To remember love after a long sleep; to turn again to poetry after a year in the market place, or to youth after resignation to drowsy and stiffening old age; to remember what once you thought life could hold, after telling over with muddied and calculating fingers what it has offered; this is music, made after long silence. The soul flexes its wings and, clumsy as any fledgling, tries the air again.– page 128, The Hollow Hills by Mary Stewart
These beautiful words are Merlin’s. To be more precise they are his thoughts when he is reunited with the harp he played in his youth and had not thought to ever see, never mind play, again. When I first read those words as a teenager I longed to learn to play the harp and did make a request for one. As I was already learning the bassoon and piano and taking singing lessons my parents unsurprisingly said no but the wish to learn never left me.
It did, however, spoil me for other stringed instruments; if I could not play the harp I would not play anything else with strings either. And so I went on, adding the saxophone to my list of instruments but ignoring the possibilities of guitars and violins.

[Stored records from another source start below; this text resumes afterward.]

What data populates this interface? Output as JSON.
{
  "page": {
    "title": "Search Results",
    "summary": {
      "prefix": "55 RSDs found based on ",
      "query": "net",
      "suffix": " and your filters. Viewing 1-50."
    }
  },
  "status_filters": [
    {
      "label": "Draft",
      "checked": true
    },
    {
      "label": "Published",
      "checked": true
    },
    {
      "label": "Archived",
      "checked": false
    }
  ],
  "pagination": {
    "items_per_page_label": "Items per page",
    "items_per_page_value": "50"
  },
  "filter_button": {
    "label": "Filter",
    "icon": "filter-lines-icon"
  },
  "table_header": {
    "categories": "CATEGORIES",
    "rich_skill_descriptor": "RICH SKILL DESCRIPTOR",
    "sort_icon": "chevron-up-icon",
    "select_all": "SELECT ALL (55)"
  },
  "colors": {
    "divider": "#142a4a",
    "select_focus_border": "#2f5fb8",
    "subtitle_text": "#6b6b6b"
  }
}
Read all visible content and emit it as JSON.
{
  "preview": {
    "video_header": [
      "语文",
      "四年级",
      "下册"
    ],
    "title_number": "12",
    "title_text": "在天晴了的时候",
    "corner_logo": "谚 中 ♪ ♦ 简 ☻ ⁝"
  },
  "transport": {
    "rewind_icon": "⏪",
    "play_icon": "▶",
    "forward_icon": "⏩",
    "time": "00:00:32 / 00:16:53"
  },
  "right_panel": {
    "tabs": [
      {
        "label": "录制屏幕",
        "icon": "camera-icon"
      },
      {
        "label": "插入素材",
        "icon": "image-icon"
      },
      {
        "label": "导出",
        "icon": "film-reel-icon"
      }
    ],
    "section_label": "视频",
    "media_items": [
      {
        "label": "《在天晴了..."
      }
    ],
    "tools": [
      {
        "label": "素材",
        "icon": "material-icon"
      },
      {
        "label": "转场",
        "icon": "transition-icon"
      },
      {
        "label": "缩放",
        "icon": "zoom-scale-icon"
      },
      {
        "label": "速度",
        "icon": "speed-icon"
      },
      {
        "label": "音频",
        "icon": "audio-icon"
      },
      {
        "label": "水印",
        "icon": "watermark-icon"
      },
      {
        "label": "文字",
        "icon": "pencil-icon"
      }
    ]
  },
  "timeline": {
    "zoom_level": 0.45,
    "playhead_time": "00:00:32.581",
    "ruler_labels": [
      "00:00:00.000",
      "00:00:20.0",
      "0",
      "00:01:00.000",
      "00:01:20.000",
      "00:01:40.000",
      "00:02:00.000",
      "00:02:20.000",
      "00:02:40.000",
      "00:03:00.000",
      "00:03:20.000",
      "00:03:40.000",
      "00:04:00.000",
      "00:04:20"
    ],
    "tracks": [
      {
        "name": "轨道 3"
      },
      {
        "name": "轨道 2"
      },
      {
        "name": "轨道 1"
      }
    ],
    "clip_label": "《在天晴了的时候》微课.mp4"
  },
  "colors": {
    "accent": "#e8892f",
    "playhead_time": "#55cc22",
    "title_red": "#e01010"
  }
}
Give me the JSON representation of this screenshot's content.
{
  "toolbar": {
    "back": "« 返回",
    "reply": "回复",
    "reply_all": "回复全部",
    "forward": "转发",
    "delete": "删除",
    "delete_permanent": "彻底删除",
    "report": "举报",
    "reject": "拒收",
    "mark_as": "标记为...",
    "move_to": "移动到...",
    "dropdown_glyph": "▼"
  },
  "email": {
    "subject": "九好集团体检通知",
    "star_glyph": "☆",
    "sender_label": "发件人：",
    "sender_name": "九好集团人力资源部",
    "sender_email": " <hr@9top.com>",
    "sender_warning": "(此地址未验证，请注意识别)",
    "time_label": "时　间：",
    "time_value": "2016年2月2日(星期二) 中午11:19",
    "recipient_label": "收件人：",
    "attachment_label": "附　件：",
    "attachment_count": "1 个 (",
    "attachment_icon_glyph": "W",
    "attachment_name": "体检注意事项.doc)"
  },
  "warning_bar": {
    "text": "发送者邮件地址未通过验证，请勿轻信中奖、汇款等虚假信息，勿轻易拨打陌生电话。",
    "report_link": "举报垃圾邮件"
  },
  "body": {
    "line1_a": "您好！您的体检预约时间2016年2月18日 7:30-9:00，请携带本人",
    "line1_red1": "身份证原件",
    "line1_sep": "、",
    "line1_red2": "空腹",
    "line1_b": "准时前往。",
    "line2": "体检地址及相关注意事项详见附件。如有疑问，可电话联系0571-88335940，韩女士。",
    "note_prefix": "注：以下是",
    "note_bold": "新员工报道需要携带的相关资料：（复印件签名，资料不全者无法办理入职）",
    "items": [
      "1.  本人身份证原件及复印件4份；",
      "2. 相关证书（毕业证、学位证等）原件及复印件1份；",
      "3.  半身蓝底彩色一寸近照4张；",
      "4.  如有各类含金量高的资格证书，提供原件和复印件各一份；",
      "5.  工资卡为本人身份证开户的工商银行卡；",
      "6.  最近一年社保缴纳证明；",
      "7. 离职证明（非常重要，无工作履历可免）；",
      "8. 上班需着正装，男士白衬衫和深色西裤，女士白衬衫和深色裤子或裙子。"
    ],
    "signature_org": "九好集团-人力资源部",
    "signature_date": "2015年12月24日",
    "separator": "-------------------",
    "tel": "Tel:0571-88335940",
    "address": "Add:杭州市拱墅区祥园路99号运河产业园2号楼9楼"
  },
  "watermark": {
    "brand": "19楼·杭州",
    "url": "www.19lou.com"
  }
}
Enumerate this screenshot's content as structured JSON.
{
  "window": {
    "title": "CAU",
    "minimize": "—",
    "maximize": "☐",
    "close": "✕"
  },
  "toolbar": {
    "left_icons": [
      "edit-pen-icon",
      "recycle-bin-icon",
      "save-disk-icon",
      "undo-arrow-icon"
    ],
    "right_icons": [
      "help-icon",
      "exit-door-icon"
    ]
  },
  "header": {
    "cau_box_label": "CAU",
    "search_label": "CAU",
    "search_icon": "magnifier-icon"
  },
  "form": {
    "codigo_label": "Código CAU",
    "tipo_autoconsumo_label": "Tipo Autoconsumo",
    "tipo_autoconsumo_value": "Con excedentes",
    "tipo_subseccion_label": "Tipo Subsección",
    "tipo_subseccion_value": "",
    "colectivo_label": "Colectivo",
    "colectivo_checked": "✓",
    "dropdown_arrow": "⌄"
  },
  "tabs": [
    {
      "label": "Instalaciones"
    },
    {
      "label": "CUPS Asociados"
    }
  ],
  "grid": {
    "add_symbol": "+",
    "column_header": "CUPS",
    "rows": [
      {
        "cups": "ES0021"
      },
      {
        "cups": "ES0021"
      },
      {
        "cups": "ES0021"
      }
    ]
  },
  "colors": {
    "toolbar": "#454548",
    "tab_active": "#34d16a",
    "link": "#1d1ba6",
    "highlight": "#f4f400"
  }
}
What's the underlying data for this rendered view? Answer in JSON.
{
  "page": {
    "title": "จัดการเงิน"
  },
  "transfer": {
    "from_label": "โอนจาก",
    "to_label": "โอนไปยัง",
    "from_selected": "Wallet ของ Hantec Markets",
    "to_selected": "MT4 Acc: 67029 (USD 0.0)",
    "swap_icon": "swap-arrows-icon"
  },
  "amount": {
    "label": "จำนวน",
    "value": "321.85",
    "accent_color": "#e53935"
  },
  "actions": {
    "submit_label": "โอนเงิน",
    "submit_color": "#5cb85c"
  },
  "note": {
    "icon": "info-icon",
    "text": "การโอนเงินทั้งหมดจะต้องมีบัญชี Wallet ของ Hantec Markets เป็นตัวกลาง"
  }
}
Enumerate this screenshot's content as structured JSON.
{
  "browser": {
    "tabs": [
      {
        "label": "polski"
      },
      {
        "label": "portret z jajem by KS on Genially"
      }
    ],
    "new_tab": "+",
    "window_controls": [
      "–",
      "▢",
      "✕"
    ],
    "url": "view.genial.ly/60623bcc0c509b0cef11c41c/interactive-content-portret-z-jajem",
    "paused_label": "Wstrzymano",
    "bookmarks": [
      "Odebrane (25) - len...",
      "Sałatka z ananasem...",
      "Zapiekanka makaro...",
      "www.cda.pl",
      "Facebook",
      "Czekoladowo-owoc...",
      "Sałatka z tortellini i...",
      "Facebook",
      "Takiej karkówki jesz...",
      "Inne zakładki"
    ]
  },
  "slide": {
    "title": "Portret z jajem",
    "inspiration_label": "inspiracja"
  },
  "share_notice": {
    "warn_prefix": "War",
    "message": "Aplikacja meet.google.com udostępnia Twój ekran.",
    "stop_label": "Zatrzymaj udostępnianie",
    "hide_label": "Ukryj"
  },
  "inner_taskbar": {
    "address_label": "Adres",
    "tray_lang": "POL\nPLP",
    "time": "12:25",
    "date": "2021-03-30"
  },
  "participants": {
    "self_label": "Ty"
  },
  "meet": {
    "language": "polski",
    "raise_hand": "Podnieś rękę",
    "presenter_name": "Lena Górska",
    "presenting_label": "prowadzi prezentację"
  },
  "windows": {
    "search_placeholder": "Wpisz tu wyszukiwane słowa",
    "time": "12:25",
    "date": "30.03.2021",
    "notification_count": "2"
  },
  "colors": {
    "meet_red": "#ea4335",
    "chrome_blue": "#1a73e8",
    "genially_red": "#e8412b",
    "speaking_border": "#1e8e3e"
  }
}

It was fine, I thought to myself. So what if I couldn’t sing and play the sax at the same time. I still had my piano to bash out an accompaniment to my warbling. I didn’t need anything else at all.
Then I had to get rid of the piano. And music sort of stopped because the dog didn’t like* the saxophone and I didn’t own a bassoon and singing without any backing felt … wrong. I drifted on for several years without really making any music at all, not really thinking much of it, filling the time I had spent practicing with writing and walking and, eventually, crochet. I thought I’d filled the hole and I was fine.
Reader, I was not fine. Up until the piano went I had sung and played music, in some form or other, nearly every day for thirty years. Music had been as much a part of me as breathing and I’d just banished it without a second thought. So much for filling up the hole, I’d barely papered over the top of it. I was, as my mother so astutely pointed out, wearing thin around the edges for lack of it. The saxophone was still there, I still played it every now and then, but I needed something I could sing with. That was the key to unlocking that part of myself again.
I started pricing pianos, both stringed and electrical, but quickly realised that what I wanted was out of my price range for the time being. I was toying with just getting a cheap keyboard that would give me something to play and made my music a bit more mobile. Yet I did nothing. I didn’t know what was best. I was discussing the problem with the friend I go to with such dilemmas and, when I’d talked myself out, the simply said, “you’re making it all too complicated. Just get a uke. It’ll be cheaper than a keyboard and you can take it anywhere”.
I dithered. A ukulele was not a harp, after all. If I was going to buy a stringed instrument surely it should be the one I’d been dreaming of learning for years. Except I’d need lessons if I was going to buy a harp and given that money was the reason I wasn’t buying a piano, picking something that would like cost more in the long run was ridiculous. A uke, on the other hand, was apparently easy to learn on your own plus my friend played one** so if I got stuck I could just ask him to give me a few pointers. So last year he took me to his favourite uke shop in London and helped me buy one.
I cannot tell you how much difference it made. I felt myself opening up on the inside every time I picked it up and practiced. I was absolutely awful to start with. It felt so alien in my hands and I struggled with the finger placement and I wanted to be able to play really complicated things that I absolutely wasn’t ready for but it didn’t matter. I had music again. And it was making my brain work differently, creating new neural pathways even as it reopened old one, dusty with disuse. Clumsy as a fledgling though I was, I was soaring again, singing and strumming and, until I got a strap for it, dropping the poor uke when I played for too long and got tired. It was glorious.
It still is. I have a go at anything I fancy singing (the internet really is my friend in terms of finding music for everything under the sun***) and I’m slowly teaching myself picking rhythms as well as experimenting with strumming patterns. I still struggle to go from G to E minor and I still spend most of my time looking at the uke whilst I’m playing. I don’t mind at all. I don’t have goals for this hobby. There is nothing I want from it other than the sheer joy of making music. The only thing I do try to do is play every day because I know that makes me a happier person over all. What is even more joyful is that I’ve learnt to forgive myself when I don’t.
*This is an understatement. I think she thought it was some sort of call to doggie arms and would either howl with neither fear nor favour or run around barking so frantically anyone would have thought the hordes were coming to ravish me.
**As well as guitar, bass, double bass, basically anything with strings that isn’t harp shaped – he’s one of those people who have music in their souls.
***It provided me with so many options for “Toss a Coin to your Witcher” so quickly after the show was released that I really did wonder if everyone was quite okay, and that was before the pandemic happened!